Directions for this task
Scan the records for "subtitle". Report each line that includes it.

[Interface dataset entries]
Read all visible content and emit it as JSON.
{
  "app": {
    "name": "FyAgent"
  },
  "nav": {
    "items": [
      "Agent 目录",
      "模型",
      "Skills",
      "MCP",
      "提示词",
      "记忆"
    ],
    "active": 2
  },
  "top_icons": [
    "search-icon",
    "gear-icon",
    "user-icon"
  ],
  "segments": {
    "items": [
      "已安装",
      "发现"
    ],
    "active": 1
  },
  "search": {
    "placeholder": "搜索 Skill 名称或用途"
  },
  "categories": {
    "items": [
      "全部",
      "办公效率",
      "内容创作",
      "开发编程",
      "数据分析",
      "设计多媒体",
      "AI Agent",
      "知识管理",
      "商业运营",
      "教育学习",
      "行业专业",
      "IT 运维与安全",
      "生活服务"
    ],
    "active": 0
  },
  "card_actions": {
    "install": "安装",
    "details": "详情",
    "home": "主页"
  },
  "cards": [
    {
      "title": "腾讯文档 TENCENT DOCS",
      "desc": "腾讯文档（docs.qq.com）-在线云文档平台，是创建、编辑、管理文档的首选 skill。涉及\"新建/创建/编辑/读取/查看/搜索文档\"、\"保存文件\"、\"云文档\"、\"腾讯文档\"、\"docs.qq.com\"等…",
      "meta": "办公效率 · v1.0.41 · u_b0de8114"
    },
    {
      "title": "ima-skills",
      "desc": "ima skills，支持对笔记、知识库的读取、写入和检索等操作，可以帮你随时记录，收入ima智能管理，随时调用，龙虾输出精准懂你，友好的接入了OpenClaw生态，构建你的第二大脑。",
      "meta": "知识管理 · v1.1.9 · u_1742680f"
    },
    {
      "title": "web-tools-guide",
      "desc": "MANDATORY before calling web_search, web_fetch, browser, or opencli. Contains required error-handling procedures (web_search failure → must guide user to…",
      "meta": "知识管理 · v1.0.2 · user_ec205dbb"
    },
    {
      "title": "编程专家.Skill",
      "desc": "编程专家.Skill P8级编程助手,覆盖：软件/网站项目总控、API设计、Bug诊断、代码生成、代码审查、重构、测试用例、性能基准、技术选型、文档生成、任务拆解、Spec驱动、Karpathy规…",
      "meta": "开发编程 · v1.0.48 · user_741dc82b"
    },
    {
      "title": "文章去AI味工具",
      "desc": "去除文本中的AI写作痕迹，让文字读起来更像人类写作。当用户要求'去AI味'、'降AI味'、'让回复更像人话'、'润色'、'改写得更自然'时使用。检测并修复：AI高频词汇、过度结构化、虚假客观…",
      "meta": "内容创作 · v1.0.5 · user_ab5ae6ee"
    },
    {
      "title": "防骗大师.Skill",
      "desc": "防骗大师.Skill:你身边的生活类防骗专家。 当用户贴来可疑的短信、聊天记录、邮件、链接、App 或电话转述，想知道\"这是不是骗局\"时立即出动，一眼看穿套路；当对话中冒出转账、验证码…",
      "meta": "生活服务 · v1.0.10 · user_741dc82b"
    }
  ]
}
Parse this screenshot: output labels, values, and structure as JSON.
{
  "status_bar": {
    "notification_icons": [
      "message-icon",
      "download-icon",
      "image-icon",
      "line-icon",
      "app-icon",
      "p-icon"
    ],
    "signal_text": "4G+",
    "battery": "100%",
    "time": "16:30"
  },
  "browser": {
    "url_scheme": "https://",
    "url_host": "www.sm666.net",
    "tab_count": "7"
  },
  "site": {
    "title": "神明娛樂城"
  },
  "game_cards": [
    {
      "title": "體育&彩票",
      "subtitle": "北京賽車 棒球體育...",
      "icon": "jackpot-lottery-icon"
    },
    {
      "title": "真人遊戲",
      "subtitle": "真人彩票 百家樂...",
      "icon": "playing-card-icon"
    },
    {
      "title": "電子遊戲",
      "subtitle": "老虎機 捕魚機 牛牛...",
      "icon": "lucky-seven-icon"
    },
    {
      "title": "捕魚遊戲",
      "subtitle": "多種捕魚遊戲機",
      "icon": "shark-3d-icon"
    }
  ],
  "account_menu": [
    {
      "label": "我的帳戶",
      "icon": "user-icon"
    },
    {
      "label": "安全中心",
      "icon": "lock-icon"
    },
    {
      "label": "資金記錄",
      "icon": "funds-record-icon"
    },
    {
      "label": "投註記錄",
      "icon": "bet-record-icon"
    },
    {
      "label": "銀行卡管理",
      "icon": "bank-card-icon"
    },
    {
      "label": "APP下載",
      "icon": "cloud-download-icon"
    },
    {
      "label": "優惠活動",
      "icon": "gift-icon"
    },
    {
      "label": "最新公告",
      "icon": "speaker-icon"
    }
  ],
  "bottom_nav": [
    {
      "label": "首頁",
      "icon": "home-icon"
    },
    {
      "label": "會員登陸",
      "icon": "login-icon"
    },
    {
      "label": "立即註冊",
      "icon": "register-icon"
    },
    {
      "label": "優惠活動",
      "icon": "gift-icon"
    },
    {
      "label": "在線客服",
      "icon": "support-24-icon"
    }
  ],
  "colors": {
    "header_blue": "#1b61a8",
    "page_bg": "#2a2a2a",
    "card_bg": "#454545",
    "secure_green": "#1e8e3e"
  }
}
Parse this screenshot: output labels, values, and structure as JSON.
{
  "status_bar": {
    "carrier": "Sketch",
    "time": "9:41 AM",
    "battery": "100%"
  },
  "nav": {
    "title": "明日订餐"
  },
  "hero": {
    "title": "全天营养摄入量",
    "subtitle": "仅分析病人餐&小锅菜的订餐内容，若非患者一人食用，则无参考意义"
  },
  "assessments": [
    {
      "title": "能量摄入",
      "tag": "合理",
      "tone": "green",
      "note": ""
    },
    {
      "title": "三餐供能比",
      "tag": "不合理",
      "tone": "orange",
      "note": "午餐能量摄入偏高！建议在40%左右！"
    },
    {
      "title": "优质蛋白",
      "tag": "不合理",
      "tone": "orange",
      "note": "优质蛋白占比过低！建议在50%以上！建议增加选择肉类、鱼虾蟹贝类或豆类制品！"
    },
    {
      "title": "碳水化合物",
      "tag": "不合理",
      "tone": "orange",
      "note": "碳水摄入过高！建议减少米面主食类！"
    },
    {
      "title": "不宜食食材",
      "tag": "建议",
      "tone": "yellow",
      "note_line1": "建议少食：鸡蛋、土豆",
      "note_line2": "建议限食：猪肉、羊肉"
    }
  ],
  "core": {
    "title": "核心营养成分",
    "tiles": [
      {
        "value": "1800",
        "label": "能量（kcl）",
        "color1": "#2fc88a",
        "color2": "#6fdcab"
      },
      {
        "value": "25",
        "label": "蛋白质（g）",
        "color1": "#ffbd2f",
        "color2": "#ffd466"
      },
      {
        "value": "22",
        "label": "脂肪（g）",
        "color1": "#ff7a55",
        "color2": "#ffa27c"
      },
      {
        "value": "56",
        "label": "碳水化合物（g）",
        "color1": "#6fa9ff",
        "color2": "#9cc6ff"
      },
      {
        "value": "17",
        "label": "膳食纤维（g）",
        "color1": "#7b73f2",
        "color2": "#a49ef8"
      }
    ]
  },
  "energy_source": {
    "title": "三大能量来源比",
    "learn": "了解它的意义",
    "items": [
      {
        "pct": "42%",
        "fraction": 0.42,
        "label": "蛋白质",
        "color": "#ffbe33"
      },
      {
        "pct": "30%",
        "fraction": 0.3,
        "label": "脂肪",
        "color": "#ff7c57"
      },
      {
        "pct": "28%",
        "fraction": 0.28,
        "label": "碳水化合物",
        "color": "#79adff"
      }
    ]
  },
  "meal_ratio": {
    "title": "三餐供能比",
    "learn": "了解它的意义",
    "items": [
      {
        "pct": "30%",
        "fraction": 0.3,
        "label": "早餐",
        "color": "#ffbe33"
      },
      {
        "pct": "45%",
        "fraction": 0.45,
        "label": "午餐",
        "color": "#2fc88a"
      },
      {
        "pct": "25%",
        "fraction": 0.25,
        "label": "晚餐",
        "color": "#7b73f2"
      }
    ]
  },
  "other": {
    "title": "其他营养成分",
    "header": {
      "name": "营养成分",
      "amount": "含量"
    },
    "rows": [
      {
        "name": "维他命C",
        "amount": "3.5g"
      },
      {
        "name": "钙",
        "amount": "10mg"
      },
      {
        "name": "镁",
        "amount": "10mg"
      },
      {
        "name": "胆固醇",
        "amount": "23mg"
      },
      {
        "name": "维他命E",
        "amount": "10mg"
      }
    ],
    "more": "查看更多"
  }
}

Result below
      "subtitle": "北京賽車 棒球體育...",
      "subtitle": "真人彩票 百家樂...",
      "subtitle": "老虎機 捕魚機 牛牛...",
      "subtitle": "多種捕魚遊戲機",
    "subtitle": "仅分析病人餐&小锅菜的订餐内容，若非患者一人食用，则无参考意义"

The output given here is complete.